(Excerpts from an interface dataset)
..........
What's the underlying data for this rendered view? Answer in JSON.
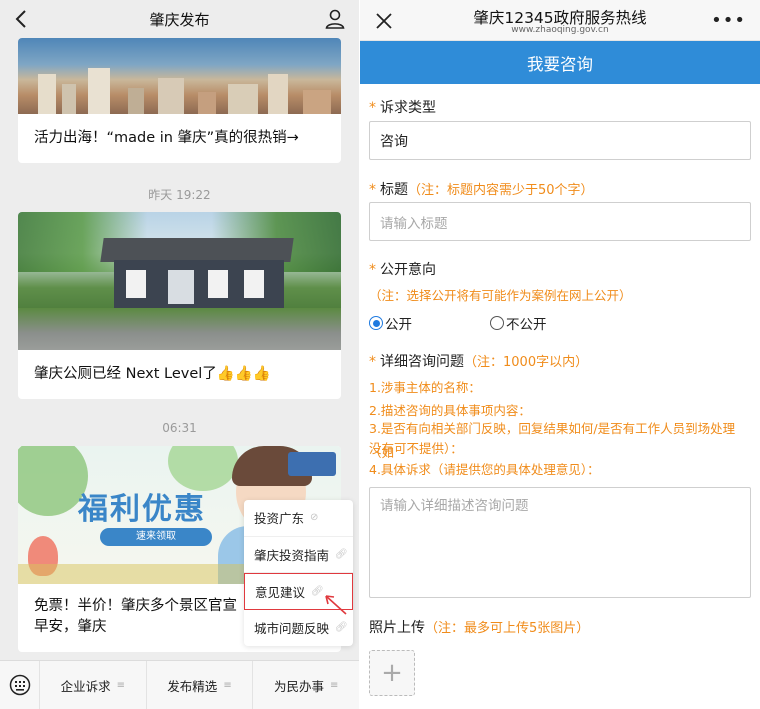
{
  "left": {
    "title": "肇庆发布",
    "articles": [
      {
        "caption": "活力出海！“made in 肇庆”真的很热销→"
      },
      {
        "timestamp": "昨天 19:22",
        "caption": "肇庆公厕已经 Next Level了👍👍👍"
      },
      {
        "timestamp": "06:31",
        "caption_line1": "免票！半价！肇庆多个景区官宣",
        "caption_line2": "早安，肇庆",
        "promo_text": "福利优惠",
        "promo_button": "速来领取"
      }
    ],
    "popup_menu": [
      {
        "label": "投资广东"
      },
      {
        "label": "肇庆投资指南"
      },
      {
        "label": "意见建议"
      },
      {
        "label": "城市问题反映"
      }
    ],
    "bottom_tabs": [
      {
        "label": "企业诉求"
      },
      {
        "label": "发布精选"
      },
      {
        "label": "为民办事"
      }
    ]
  },
  "right": {
    "title": "肇庆12345政府服务热线",
    "url": "www.zhaoqing.gov.cn",
    "header": "我要咨询",
    "fields": {
      "type_label": "诉求类型",
      "type_value": "咨询",
      "title_label": "标题",
      "title_note": "（注：标题内容需少于50个字）",
      "title_placeholder": "请输入标题",
      "public_label": "公开意向",
      "public_note": "（注：选择公开将有可能作为案例在网上公开）",
      "public_yes": "公开",
      "public_no": "不公开",
      "detail_label": "详细咨询问题",
      "detail_note": "（注：1000字以内）",
      "detail_hints": [
        "1.涉事主体的名称：",
        "2.描述咨询的具体事项内容：",
        "3.是否有向相关部门反映，回复结果如何/是否有工作人员到场处理（如",
        "没有可不提供）：",
        "4.具体诉求（请提供您的具体处理意见）："
      ],
      "detail_placeholder": "请输入详细描述咨询问题",
      "photo_label": "照片上传",
      "photo_note": "（注：最多可上传5张图片）"
    },
    "required_mark": "*"
  },
  "colors": {
    "accent_blue": "#2f8cd8",
    "note_orange": "#f08c1b",
    "highlight_red": "#e0393e"
  }
}
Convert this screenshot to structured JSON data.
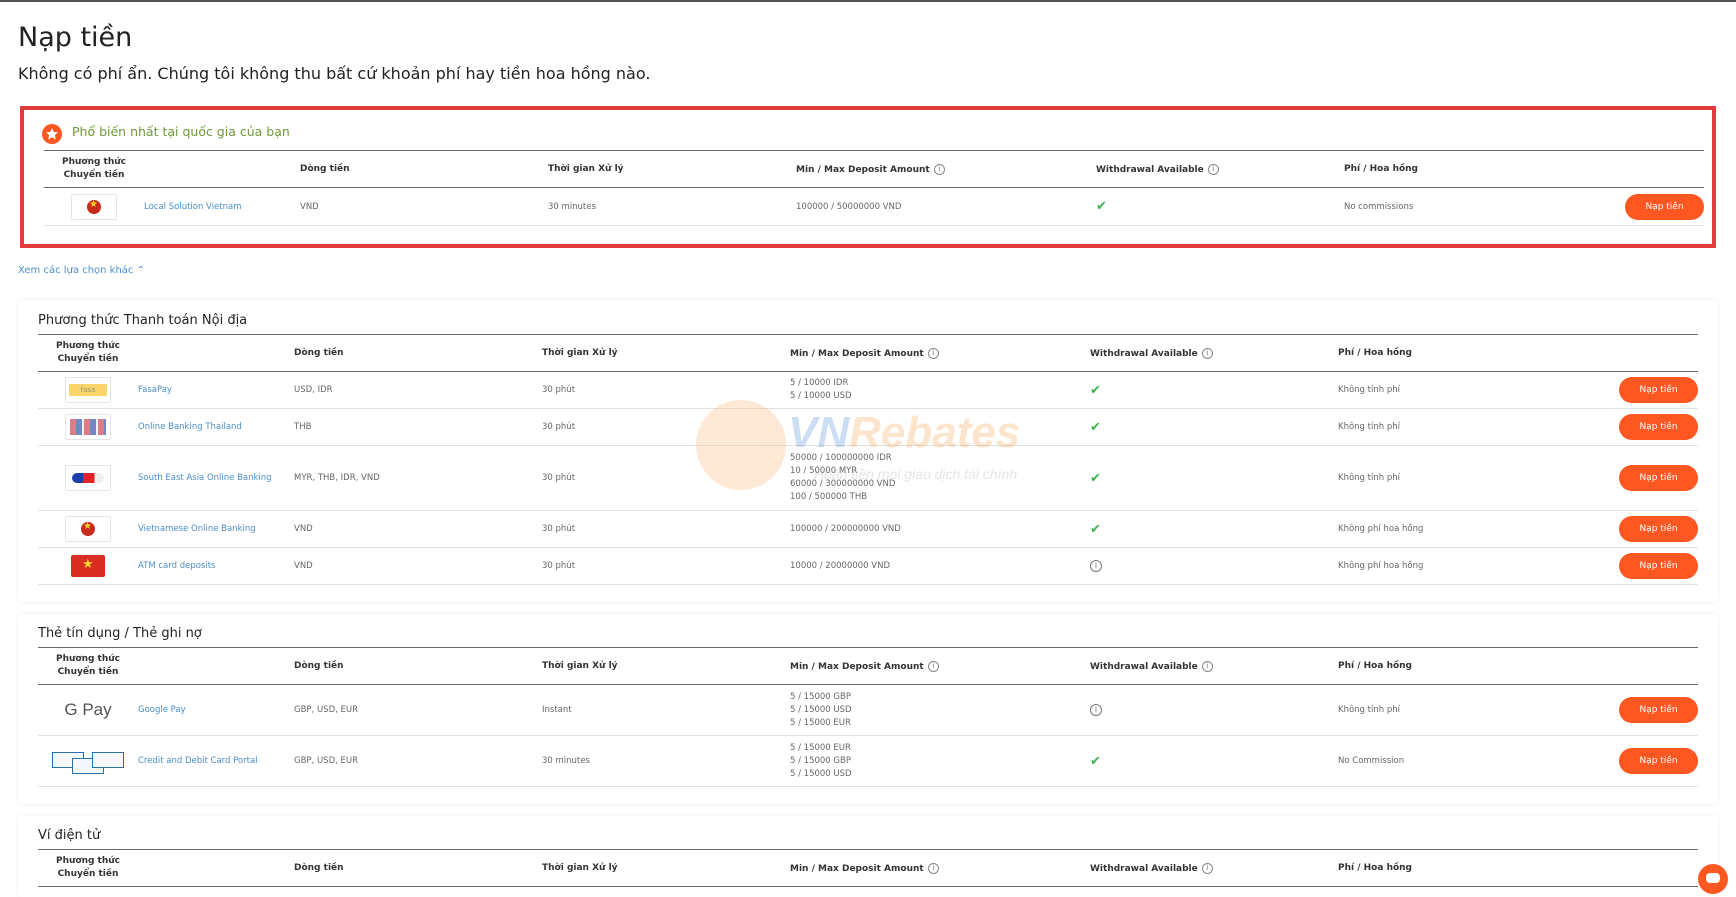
{
  "page": {
    "title": "Nạp tiền",
    "subtitle": "Không có phí ẩn. Chúng tôi không thu bất cứ khoản phí hay tiền hoa hồng nào.",
    "more_link": "Xem các lựa chọn khác"
  },
  "columns": {
    "method": "Phương thức Chuyển tiền",
    "currency": "Dòng tiền",
    "time": "Thời gian Xử lý",
    "minmax": "Min / Max Deposit Amount",
    "withdrawal": "Withdrawal Available",
    "fee": "Phí / Hoa hồng"
  },
  "popular": {
    "title": "Phổ biến nhất tại quốc gia của bạn",
    "rows": [
      {
        "name": "Local Solution Vietnam",
        "currency": "VND",
        "time": "30 minutes",
        "amount": "100000 / 50000000 VND",
        "fee": "No commissions",
        "button": "Nạp tiền"
      }
    ]
  },
  "domestic": {
    "title": "Phương thức Thanh toán Nội địa",
    "rows": [
      {
        "name": "FasaPay",
        "currency": "USD, IDR",
        "time": "30 phút",
        "amount": [
          "5 / 10000 IDR",
          "5 / 10000 USD"
        ],
        "fee": "Không tính phí",
        "button": "Nạp tiền"
      },
      {
        "name": "Online Banking Thailand",
        "currency": "THB",
        "time": "30 phút",
        "amount": [],
        "fee": "Không tính phí",
        "button": "Nạp tiền"
      },
      {
        "name": "South East Asia Online Banking",
        "currency": "MYR, THB, IDR, VND",
        "time": "30 phút",
        "amount": [
          "50000 / 100000000 IDR",
          "10 / 50000 MYR",
          "60000 / 300000000 VND",
          "100 / 500000 THB"
        ],
        "fee": "Không tính phí",
        "button": "Nạp tiền"
      },
      {
        "name": "Vietnamese Online Banking",
        "currency": "VND",
        "time": "30 phút",
        "amount": [
          "100000 / 200000000 VND"
        ],
        "fee": "Không phí hoa hồng",
        "button": "Nạp tiền"
      },
      {
        "name": "ATM card deposits",
        "currency": "VND",
        "time": "30 phút",
        "amount": [
          "10000 / 20000000 VND"
        ],
        "fee": "Không phí hoa hồng",
        "button": "Nạp tiền"
      }
    ]
  },
  "cards": {
    "title": "Thẻ tín dụng / Thẻ ghi nợ",
    "rows": [
      {
        "name": "Google Pay",
        "logo_text": "G Pay",
        "currency": "GBP, USD, EUR",
        "time": "Instant",
        "amount": [
          "5 / 15000 GBP",
          "5 / 15000 USD",
          "5 / 15000 EUR"
        ],
        "fee": "Không tính phí",
        "button": "Nạp tiền"
      },
      {
        "name": "Credit and Debit Card Portal",
        "currency": "GBP, USD, EUR",
        "time": "30 minutes",
        "amount": [
          "5 / 15000 EUR",
          "5 / 15000 GBP",
          "5 / 15000 USD"
        ],
        "fee": "No Commission",
        "button": "Nạp tiền"
      }
    ]
  },
  "ewallet": {
    "title": "Ví điện tử"
  },
  "watermark": {
    "brand_a": "VN",
    "brand_b": "Rebates",
    "tagline": "Hoàn tiền mọi giao dịch tài chính"
  },
  "colors": {
    "accent": "#ff5722",
    "link": "#4b8fc8",
    "highlight_border": "#e03a3a",
    "check": "#3db24b",
    "popular_title": "#6f9a39"
  }
}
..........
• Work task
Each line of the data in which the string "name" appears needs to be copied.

• Response to the task
        "name": "Local Solution Vietnam",
        "name": "FasaPay",
        "name": "Online Banking Thailand",
        "name": "South East Asia Online Banking",
        "name": "Vietnamese Online Banking",
        "name": "ATM card deposits",
        "name": "Google Pay",
        "name": "Credit and Debit Card Portal",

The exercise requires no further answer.